Jack Wood

For most, 2020 will go down as either a year to forget or a year to learn from, depending on which “glass half full/empty” outlook we choose to adopt. All schools certainly faced some tough challenges to hurdle, like the sudden switch to online learning, international students being stranded, boarders needing to be sent home and the sanitising routines we all grew to know (and probably despise).

From the resilience we witnessed on display at our partner schools, we think we can safely say that schools embodied a “glass half full” attitude, taking onboard the learnings from last year and improving because of them. At Komodo, we certainly felt very inspired by the schools we work with and adopted the same outlook in everything we did last year and will continue to do so moving forward.

As we took a moment to review last year, we thought it a great idea to use our data to pull together a report to show you what student wellbeing looked like across independent schools in 2020.

Unsurprisingly, high stress levels were the most common issue reported on Komodo, contributing to 15.2% of all student wellbeing issues reported. 50% of students recorded that they experienced serious mental stress at some point. Stress was then followed by poor sleep quality and sleep duration, which contributed to 12% and 9.1% of wellbeing issues respectively.

Additionally, these three issues often coincided with one another, suggesting even stronger correlations between stress and sleep concerns. Off the back of this, our youth psychologist will be discussing how to encourage better sleep hygiene throughout the year as it will be a key area for schools to address.

The makeup of wellbeing issues varied slightly by gender, with energy issues making up 9% of all wellbeing issues for boys, while girls had greater struggles with the amount of sleep they were getting. Academic struggles were a problem for both boys and girls, with it contributing to 9% of all female wellbeing issues and 8% for the boys.

Last year saw us introduce Komodo’s new check-in system, which intelligently highlights students that are specifically facing higher priority wellbeing problems that require staff intervention. On average, we saw that approximately five critical student check-ins were recommended per school on a weekly basis. When equipped with that information, pastoral care staff were able to proactively check-in with students and prevent serious wellbeing problems. On average, the immediate wellbeing concern was resolved within one day of the issue being identified by Komodo. That’s an incredibly impressive statistic and reflects just how quickly pastoral staff can react to student problems once they surface.

Ultimately, this past year has been a difficult year for all, with added pressures being placed on schools, their staff and their students, which has begun to show.

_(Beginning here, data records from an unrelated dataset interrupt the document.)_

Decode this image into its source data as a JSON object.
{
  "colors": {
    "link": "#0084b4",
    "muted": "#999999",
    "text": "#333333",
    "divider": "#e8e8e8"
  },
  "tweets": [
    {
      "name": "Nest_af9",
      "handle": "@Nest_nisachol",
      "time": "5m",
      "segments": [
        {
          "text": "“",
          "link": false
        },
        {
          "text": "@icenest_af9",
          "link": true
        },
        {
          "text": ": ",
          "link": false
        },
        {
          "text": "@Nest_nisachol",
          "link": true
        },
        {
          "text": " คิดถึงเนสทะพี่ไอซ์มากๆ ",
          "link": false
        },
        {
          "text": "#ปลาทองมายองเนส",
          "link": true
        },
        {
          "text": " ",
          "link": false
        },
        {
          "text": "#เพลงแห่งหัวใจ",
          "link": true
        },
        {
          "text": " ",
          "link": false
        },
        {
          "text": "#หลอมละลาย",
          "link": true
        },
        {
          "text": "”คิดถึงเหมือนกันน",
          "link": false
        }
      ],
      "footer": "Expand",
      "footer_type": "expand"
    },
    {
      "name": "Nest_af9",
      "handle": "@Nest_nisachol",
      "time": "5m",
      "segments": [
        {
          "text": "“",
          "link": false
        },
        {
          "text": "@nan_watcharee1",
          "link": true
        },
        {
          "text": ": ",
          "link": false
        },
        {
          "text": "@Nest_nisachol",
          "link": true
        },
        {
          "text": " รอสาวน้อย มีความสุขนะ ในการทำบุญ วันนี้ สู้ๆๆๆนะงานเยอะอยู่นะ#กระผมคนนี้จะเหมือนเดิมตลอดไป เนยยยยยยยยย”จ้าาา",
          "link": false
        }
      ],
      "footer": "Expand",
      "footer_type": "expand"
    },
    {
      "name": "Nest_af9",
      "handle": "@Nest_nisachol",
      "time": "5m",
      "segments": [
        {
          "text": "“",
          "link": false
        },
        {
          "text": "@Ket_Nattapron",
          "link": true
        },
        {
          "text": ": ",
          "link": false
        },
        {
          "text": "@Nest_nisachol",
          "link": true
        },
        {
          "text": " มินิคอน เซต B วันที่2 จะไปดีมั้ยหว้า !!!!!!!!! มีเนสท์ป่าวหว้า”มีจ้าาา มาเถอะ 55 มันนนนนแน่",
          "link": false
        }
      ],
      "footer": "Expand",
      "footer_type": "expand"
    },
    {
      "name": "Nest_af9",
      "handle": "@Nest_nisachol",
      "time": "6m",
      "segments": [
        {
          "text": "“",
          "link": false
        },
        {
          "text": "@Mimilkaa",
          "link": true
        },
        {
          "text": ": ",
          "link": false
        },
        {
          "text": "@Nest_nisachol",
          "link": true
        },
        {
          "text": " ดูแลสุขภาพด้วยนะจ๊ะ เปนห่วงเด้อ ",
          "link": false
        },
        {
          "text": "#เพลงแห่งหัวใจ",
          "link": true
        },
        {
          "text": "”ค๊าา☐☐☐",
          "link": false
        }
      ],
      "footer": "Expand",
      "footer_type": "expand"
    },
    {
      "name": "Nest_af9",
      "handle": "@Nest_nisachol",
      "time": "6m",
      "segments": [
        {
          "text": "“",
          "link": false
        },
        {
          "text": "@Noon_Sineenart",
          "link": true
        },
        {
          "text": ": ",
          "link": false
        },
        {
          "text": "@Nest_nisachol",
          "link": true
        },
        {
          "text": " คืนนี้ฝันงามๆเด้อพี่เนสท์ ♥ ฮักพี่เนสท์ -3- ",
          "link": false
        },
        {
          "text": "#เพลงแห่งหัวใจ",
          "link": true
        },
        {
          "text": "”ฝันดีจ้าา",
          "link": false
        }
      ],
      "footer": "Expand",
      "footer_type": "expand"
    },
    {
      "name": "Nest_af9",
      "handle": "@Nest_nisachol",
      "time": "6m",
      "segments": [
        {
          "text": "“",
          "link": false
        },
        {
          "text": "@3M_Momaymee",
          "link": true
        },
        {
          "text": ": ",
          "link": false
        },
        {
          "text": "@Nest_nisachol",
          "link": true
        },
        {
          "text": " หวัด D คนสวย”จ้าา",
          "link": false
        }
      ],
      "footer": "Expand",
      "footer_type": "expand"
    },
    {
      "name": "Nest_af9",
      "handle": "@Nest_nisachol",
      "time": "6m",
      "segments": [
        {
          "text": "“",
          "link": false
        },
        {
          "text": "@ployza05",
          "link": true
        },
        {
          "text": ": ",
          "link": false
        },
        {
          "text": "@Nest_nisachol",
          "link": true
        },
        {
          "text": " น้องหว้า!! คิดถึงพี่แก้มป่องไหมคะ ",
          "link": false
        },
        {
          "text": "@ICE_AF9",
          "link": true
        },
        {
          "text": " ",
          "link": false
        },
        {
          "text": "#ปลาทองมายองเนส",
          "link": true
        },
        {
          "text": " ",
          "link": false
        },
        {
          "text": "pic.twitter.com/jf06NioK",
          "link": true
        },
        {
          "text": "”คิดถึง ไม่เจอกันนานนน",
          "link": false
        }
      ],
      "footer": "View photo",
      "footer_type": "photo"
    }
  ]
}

Unfortunately, it is anticipated that there will only be an increase in wellbeing issues over the next year (and beyond) due to the influence of COVID-19. We will be working harder than ever to ensure our schools have all the right tools to ensure the health and happiness of their students.

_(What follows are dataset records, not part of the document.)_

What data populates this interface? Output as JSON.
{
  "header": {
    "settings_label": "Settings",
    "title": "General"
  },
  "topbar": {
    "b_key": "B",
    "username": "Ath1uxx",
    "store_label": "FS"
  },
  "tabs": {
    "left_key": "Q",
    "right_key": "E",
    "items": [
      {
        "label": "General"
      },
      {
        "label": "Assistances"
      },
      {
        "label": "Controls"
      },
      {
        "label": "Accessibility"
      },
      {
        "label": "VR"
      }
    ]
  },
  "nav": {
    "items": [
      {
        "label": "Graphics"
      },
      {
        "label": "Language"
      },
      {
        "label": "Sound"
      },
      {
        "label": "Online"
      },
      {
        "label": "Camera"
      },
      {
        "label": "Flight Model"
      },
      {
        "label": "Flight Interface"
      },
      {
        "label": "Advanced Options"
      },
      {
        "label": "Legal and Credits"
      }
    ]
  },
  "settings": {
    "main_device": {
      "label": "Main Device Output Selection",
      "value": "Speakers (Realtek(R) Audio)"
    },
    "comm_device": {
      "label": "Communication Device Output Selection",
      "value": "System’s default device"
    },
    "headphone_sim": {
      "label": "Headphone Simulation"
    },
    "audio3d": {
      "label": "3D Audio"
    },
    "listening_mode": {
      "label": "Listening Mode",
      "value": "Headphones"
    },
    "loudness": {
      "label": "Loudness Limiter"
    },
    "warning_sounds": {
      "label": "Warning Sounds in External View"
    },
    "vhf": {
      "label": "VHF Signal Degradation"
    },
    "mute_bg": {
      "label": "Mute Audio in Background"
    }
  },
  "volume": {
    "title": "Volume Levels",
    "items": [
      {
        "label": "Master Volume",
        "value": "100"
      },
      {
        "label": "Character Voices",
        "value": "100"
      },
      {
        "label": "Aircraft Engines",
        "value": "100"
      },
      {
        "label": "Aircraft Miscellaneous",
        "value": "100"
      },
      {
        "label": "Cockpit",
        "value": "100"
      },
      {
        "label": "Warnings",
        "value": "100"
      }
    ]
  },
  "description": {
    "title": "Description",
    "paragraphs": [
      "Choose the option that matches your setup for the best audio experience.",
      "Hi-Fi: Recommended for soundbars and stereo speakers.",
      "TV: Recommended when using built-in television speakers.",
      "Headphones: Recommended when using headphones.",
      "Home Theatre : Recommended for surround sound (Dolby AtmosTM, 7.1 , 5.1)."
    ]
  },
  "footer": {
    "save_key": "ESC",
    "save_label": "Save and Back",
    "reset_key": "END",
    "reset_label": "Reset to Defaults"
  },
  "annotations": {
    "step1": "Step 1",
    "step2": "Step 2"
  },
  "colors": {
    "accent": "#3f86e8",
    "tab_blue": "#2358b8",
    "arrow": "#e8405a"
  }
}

If you wish to explore how Komodo can improve school wellbeing for your school, you can arrange a discovery call with us here.